Task objective -
Look through the entries below for the string "this", and copy each line where it is found.

════

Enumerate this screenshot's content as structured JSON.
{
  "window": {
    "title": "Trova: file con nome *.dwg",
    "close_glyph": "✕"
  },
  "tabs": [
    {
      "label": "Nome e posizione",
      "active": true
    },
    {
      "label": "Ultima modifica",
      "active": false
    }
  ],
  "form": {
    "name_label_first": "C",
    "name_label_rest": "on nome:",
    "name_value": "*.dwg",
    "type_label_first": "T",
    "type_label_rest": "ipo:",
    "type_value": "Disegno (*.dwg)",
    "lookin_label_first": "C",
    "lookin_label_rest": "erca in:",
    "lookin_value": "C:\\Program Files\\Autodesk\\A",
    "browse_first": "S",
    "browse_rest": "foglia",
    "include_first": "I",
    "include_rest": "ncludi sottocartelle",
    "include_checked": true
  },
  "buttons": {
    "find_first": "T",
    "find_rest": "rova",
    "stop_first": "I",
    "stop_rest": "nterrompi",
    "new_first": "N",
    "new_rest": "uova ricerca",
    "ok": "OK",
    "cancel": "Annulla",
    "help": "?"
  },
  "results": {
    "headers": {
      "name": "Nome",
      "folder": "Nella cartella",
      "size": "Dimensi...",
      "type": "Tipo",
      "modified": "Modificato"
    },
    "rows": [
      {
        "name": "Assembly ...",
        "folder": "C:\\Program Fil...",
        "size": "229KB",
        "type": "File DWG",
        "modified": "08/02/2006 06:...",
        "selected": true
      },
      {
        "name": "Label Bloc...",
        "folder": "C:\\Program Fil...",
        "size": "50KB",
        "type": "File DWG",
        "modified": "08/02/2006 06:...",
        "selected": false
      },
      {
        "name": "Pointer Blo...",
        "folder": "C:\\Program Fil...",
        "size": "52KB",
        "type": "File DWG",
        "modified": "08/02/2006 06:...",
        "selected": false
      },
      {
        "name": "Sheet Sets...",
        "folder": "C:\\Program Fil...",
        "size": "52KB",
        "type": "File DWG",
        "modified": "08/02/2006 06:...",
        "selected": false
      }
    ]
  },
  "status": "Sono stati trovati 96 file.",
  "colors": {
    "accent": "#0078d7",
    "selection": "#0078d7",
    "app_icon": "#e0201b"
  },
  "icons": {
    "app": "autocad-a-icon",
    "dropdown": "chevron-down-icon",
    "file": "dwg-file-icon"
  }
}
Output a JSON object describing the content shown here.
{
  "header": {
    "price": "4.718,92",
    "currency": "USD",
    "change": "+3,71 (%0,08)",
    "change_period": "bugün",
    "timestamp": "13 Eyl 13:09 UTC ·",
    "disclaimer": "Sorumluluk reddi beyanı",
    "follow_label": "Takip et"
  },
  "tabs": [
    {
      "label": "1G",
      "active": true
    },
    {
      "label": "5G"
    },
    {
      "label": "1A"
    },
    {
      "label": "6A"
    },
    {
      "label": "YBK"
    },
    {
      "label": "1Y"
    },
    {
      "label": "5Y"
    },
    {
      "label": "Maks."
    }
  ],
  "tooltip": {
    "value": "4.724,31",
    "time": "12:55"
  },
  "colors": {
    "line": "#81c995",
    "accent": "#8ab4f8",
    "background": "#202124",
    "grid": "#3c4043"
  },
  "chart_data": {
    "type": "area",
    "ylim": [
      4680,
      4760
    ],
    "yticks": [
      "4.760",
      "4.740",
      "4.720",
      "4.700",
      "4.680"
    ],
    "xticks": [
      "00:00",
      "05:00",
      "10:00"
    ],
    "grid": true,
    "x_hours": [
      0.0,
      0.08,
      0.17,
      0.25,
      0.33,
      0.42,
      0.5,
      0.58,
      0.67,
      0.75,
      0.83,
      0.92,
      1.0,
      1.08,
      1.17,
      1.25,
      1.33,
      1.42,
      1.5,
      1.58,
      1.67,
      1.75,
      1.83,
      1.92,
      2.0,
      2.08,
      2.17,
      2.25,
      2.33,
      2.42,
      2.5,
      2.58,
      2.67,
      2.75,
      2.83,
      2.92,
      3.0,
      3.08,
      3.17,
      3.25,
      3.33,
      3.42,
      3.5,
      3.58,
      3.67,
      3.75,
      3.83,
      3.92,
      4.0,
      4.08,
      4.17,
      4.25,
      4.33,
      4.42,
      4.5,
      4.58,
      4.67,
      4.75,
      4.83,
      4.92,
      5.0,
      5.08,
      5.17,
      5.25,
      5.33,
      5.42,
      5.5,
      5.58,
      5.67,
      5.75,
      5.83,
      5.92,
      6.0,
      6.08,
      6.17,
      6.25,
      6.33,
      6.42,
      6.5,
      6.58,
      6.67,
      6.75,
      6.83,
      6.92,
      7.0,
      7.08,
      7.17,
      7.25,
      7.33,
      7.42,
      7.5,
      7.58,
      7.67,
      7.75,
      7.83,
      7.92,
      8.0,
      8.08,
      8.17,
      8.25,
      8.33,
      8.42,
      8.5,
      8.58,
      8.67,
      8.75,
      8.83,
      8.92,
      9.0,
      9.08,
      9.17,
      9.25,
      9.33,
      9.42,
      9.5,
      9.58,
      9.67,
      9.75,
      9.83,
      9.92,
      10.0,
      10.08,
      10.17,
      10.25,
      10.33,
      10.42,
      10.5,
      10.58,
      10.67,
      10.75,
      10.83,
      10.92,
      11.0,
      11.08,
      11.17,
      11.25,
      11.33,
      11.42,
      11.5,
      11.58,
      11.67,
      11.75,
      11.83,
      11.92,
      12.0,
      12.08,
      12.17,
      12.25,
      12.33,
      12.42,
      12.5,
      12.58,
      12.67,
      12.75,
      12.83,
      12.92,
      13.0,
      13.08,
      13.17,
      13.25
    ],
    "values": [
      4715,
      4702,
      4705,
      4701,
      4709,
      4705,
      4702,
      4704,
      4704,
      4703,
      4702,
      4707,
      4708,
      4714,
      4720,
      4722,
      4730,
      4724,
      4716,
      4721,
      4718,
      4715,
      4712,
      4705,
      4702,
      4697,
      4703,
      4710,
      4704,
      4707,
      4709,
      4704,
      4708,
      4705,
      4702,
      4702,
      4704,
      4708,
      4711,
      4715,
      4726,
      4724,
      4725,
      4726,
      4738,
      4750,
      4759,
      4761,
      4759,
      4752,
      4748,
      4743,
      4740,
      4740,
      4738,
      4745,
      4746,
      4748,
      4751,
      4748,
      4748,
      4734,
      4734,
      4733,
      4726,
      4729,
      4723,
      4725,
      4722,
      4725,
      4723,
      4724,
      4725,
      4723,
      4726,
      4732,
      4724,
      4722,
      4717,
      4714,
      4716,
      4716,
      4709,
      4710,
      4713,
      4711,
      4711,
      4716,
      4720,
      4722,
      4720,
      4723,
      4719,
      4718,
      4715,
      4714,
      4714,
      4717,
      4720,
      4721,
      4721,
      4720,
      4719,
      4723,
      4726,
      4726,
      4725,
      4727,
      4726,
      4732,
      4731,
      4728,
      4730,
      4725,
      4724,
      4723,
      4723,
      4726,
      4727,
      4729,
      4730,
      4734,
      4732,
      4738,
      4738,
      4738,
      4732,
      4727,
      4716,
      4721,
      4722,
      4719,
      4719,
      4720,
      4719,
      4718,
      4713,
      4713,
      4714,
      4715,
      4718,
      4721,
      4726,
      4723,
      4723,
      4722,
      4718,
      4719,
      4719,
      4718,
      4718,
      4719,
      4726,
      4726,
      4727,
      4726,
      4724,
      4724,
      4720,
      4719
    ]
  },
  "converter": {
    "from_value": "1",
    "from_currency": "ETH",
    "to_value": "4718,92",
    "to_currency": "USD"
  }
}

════

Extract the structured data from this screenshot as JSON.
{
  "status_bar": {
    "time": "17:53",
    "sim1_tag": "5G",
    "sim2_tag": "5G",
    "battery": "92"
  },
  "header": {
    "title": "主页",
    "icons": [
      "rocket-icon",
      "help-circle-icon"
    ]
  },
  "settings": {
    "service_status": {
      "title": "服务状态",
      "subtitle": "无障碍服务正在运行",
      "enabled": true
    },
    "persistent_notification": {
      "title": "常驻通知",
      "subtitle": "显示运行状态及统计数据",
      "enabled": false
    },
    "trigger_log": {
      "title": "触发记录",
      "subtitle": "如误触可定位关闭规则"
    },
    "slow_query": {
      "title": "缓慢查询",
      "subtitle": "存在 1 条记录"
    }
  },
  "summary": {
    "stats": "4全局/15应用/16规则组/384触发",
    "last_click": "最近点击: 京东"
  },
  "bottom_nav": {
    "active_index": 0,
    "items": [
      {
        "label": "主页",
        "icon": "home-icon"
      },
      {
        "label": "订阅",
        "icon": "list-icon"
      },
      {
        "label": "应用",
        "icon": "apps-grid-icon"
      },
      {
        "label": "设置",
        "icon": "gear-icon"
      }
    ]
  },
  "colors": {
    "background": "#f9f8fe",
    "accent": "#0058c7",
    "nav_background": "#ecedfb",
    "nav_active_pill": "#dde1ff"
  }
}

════

Answer section -
Enumerate this screenshot's content as structured JSON.
Extract the structured data from this screenshot as JSON.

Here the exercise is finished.